The Ekka's a big deal in Queensland, especially in the South East, where you get a day off work in order to visit the Show – the Royal Queensland Show. It's been held every August since 1876, with the exception of two years: in 1919, when there was a Spanish flu pandemic, and in 1942, because of the Second World War. The first one followed the trend for exhibitions set by that of Crystal Palace in 1851. The Ekka – from Brisbane Exhibition, its original name – was first and foremost an agricultural show, intended to show off new agricultural machinery and practices. Farm animals are still a big attraction – from new-born lambs and chicks to hefty great bullocks and carthorses – but, of course, there's so much more today, including a fairground, wine tasting, food halls, equestrian events, the Ekka's own Crufts, scary snakes and crocs, showbags and the 'iconic strawberry sundae'.

We started with Animal Boulevard. The noise of a thousand chooks is what strikes you first. They're all in extremely confining cages, of course, but I tried not to think too much about that as I marveled at their striking wattles and combs and furry feet and spectacularly beautiful plummage. (Did you know there are as many as 16 small bones in a chicken's foot?) Much to our surprise, there were Dorking cocks among the exhibits.

Fairly inevitably I suppose, there were wild birds bred and kept in captivity.
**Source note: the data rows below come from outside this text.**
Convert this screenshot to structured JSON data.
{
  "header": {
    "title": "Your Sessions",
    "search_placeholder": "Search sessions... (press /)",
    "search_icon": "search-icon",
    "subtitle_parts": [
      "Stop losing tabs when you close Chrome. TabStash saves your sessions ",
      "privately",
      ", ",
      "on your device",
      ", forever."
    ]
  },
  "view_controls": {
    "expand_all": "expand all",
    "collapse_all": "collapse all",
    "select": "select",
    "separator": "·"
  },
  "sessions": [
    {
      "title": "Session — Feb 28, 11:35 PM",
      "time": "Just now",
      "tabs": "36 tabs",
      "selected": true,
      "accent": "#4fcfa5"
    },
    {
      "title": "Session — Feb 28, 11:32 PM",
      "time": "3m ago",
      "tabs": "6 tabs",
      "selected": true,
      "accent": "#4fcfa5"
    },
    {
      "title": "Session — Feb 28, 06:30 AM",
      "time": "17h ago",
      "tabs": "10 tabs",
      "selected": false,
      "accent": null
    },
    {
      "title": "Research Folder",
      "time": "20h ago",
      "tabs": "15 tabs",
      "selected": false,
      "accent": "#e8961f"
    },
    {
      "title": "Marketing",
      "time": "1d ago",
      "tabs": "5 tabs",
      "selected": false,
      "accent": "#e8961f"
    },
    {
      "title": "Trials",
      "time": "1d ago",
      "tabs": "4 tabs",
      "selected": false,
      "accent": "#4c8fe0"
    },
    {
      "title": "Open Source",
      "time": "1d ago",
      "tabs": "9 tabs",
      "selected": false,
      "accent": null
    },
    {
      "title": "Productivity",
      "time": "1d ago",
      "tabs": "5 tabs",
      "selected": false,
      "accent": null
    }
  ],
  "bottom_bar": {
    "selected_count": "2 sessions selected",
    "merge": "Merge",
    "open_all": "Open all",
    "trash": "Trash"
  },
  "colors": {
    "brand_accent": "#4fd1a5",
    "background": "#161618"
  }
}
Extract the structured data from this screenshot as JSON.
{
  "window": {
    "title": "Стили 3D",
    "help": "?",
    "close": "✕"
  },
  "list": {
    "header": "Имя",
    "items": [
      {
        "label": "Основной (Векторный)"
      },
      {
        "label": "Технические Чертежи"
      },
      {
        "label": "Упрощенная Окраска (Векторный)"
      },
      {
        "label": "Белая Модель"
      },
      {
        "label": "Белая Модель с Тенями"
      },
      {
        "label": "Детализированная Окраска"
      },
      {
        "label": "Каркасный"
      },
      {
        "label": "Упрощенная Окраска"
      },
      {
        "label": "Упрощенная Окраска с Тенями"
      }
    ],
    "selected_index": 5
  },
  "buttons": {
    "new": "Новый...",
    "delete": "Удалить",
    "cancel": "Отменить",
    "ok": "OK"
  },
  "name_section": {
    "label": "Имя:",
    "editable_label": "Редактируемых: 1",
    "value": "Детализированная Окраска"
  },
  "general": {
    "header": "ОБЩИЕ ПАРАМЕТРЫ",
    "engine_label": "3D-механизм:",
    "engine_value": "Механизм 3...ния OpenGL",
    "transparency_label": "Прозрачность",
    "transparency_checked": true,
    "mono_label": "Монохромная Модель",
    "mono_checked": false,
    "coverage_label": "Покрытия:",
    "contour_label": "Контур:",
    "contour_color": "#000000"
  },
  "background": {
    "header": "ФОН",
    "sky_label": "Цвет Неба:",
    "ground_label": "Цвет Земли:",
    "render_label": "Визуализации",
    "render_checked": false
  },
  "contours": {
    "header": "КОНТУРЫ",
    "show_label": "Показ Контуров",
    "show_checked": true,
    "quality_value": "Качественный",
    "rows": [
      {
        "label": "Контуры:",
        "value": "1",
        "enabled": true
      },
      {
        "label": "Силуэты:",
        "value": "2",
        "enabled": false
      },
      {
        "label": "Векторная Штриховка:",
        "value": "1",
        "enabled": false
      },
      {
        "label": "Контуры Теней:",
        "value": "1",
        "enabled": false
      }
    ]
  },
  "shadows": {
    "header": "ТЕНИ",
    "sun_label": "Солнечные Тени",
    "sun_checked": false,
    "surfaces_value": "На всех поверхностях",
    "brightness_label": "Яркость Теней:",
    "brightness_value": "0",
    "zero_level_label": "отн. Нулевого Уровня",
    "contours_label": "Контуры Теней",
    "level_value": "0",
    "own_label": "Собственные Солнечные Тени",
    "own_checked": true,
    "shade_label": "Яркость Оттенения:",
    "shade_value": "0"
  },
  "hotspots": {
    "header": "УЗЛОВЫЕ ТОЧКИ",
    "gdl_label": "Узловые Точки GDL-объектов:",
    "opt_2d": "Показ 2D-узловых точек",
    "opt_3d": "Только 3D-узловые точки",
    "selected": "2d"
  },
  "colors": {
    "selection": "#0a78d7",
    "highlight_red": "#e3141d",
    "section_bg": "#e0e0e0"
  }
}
Whereas this can aid and abet the survival of some species, such as the never-dull Gouldian finches...

...there can be no excuse for a Sulphur-crested Cockatoo in a cage. I moved quickly on.

Soon there were distractions such as roly-poly puppies, a cat in a bag, likkle lambs and hoity-toity llamas.

To one side of the chill-out zone where we went next for a coffee was a scary reptile corner. An anxious-looking Sand Goanna (Monitor) was rather too close for comfort to a highly venomous (9th in the world) Common Death Adder and an equally dangerous Black-headed python. The large Yellow-spotted Goanna remained calm, while the Carpet Python looked dangerous but isn't, in fact (except to unsuspecting cute little furry animals). And the difference between a goanna and a monitor lizard? The showman in charge explained that, since more than half of all these lizards are found on this continent, Australians can call them what they like.

It was nearly time for the Grand Parade of champion animals adorned with their ribbons. This was certainly not a sight to be missed and we took our seats in the Community Arena as the animals waited patiently outside with their handlers. Once they were all inside and doing a circuit, you really didn't know where to look next; all were calm and steady and there was hardly a hoof out of line. Quite impressive.

Later, after I'd eaten my first Australian pie, for lunch, the Brisbane Markets Agricultural Hall
provided colour and fine design, as well as the chance to see the dreaded Red Fire Ants* (in a jar handcuffed to a Biosecurity Queensland official).

The Showdog Pavilion was strangely addictive; Lindeman's Open Garden surprisingly relaxing; the Fresh Food Pavilion a living hell; the Meat Hall rather perplexing; and the funfair, well, like funfairs the world over – raucous and hastening of a speedy exit.

But a better representation of life in Queensland you ne'er did see than at the Ekka. The intense pride in rural life and its produce was palpable in the parade of horses, carts and cattle; the bizarre attire, and not only of exhibitors, was eye boggling; and the sheer joy of Aussies on a day out, clutching their showbags and oblivious of the first seriously grey day in weeks, was never more self-evident. If you get the chance, don't pass it up; go visit the Ekka and observe.

* Red Imported Fire Ants (RIFAs) arrived in Brisbane in 2001. They are extremely invasive, forming super colonies, and eat plants as well as invertebrates and vertebrates. They can devastate ecosystems and there are stringent measures in place to prevent their spread and to eradicate infestations. The ants have a nasty bite that can cause huge irritation and pain

Art on the beach

Stripes and the city